■ **YOUR ASSIGNMENT**
The pictures in the data below are to be omitted; all else must be duplicated exactly.

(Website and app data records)
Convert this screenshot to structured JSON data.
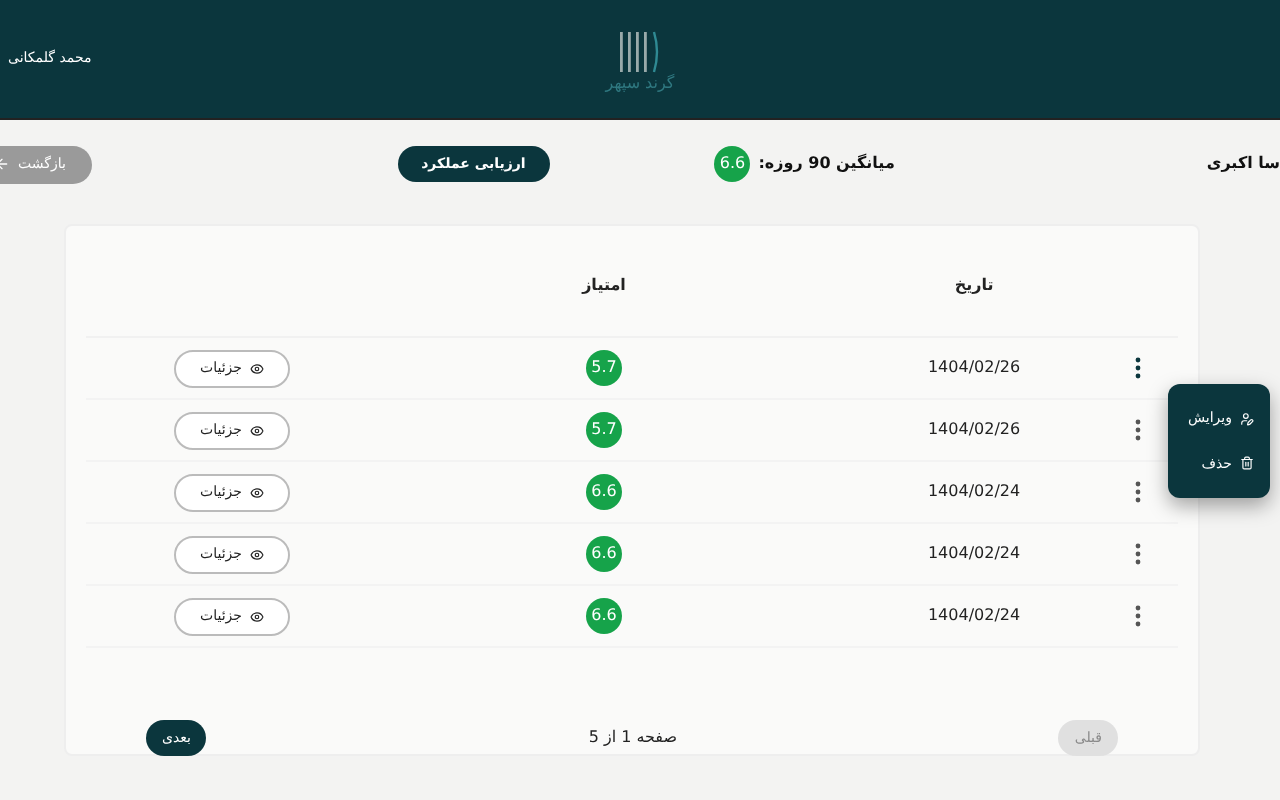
{
  "header": {
    "user_name": "محمد گلمکانی",
    "logo_text": "گرند سپهر"
  },
  "toolbar": {
    "person_name": "سا اکبری",
    "average_label": "میانگین 90 روزه:",
    "average_score": "6.6",
    "evaluate_button": "ارزیابی عملکرد",
    "back_button": "بازگشت"
  },
  "table": {
    "columns": [
      "تاریخ",
      "امتیاز"
    ],
    "rows": [
      {
        "date": "1404/02/26",
        "score": "5.7",
        "details": "جزئیات",
        "menu_open": true
      },
      {
        "date": "1404/02/26",
        "score": "5.7",
        "details": "جزئیات",
        "menu_open": false
      },
      {
        "date": "1404/02/24",
        "score": "6.6",
        "details": "جزئیات",
        "menu_open": false
      },
      {
        "date": "1404/02/24",
        "score": "6.6",
        "details": "جزئیات",
        "menu_open": false
      },
      {
        "date": "1404/02/24",
        "score": "6.6",
        "details": "جزئیات",
        "menu_open": false
      }
    ]
  },
  "row_menu": [
    {
      "kind": "edit",
      "label": "ویرایش"
    },
    {
      "kind": "delete",
      "label": "حذف"
    }
  ],
  "pagination": {
    "previous": {
      "label": "قبلی",
      "disabled": true
    },
    "page_info": "صفحه 1 از 5",
    "next": {
      "label": "بعدی",
      "disabled": false
    }
  }
}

■ **ANSWER TO THE EXERCISE**
Convert this screenshot to structured JSON data.
{
  "header": {
    "user_name": "محمد گلمکانی",
    "logo_text": "گرند سپهر"
  },
  "toolbar": {
    "person_name": "سا اکبری",
    "average_label": "میانگین 90 روزه:",
    "average_score": "6.6",
    "evaluate_button": "ارزیابی عملکرد",
    "back_button": "بازگشت"
  },
  "table": {
    "columns": [
      "تاریخ",
      "امتیاز"
    ],
    "rows": [
      {
        "date": "1404/02/26",
        "score": "5.7",
        "details": "جزئیات",
        "menu_open": true
      },
      {
        "date": "1404/02/26",
        "score": "5.7",
        "details": "جزئیات",
        "menu_open": false
      },
      {
        "date": "1404/02/24",
        "score": "6.6",
        "details": "جزئیات",
        "menu_open": false
      },
      {
        "date": "1404/02/24",
        "score": "6.6",
        "details": "جزئیات",
        "menu_open": false
      },
      {
        "date": "1404/02/24",
        "score": "6.6",
        "details": "جزئیات",
        "menu_open": false
      }
    ]
  },
  "row_menu": [
    {
      "kind": "edit",
      "label": "ویرایش"
    },
    {
      "kind": "delete",
      "label": "حذف"
    }
  ],
  "pagination": {
    "previous": {
      "label": "قبلی",
      "disabled": true
    },
    "page_info": "صفحه 1 از 5",
    "next": {
      "label": "بعدی",
      "disabled": false
    }
  }
}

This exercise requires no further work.